Visual Chronicles from the Balkans and Central Europe: Samplers Remembered

  • Maria-Alina Asavei Institute of International Studies, Charles University, Prague

Abstract

This paper examines the relationship between craft and popular culture by focusing on a peculiar type of textile sampler (needlework) that used to be omnipresent in the last century both in rural and urban houses across Central and South-Eastern Europe. Although these hand-crafted items are no longer part of today’s ‘compulsory’ household, they are still regarded as nostalgic, familiar or emotional forms of materiality and tangibility which perform a cultural politics of identity. These vernacular textiles predate the digital age and the free market and yet co-evolve and interact with digital networks and technologies. This paper brings into focus ‘amateur’ and regional forms of home grown cultural expression and the ways in which these forms of folk creativity and materiality are recast in contemporary urban popular culture and arts. Thus, the main aim of this study is to explore the contemporary re-enactments of these vernacular samplers. 

Author Biography

Maria-Alina Asavei, Institute of International Studies, Charles University, Prague
Lecturer, Department of Russian and Eastern European Studies, Faculty of Social Sciences, Charles University
Published
2016-03-01
How to Cite
ASAVEI, Maria-Alina.
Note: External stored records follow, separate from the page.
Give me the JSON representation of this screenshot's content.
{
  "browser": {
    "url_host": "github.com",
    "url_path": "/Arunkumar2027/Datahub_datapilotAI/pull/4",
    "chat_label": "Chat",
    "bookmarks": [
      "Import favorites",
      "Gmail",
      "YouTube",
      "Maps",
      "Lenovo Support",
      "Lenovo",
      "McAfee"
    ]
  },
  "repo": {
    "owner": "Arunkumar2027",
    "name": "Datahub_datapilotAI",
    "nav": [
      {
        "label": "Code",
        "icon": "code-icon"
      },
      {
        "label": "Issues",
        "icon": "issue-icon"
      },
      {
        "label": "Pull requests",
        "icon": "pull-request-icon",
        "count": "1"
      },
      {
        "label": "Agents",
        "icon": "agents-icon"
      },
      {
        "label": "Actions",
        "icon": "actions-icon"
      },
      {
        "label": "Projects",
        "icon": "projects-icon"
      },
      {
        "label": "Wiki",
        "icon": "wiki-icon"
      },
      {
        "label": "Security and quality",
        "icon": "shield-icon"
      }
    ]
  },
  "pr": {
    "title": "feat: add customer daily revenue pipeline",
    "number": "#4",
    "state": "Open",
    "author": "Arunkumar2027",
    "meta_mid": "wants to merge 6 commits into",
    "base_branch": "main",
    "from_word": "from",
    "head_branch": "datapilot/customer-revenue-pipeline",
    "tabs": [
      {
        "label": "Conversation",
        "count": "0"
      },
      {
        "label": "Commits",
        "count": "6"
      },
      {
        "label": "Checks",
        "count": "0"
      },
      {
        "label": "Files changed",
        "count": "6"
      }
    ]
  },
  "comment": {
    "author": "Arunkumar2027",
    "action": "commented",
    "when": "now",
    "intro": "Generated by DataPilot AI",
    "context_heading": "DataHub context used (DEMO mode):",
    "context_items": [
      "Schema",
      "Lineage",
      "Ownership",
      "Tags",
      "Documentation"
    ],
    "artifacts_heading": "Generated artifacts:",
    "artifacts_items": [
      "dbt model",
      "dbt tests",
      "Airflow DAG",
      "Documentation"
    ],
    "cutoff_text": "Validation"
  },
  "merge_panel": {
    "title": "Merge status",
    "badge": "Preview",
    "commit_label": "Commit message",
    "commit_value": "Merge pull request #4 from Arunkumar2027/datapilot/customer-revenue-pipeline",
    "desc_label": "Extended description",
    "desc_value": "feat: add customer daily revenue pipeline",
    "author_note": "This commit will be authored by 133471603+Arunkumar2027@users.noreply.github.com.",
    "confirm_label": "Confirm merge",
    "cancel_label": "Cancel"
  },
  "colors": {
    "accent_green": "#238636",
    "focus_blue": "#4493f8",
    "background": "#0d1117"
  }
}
Visual Chronicles from the Balkans and Central Europe: Samplers Remembered. Journal of Ethnology and Folkloristics, [S.l.], v. 9, n. 2, p. 3-19, mar. 2016. ISSN 2228-0987. Available at: <https://www.jef.ee/index.php/journal/article/view/196>. Date accessed: 15 dec. 2019.
Section
Articles

Keywords

craft; popular culture; folk art; contemporary art; nostalgia; textile history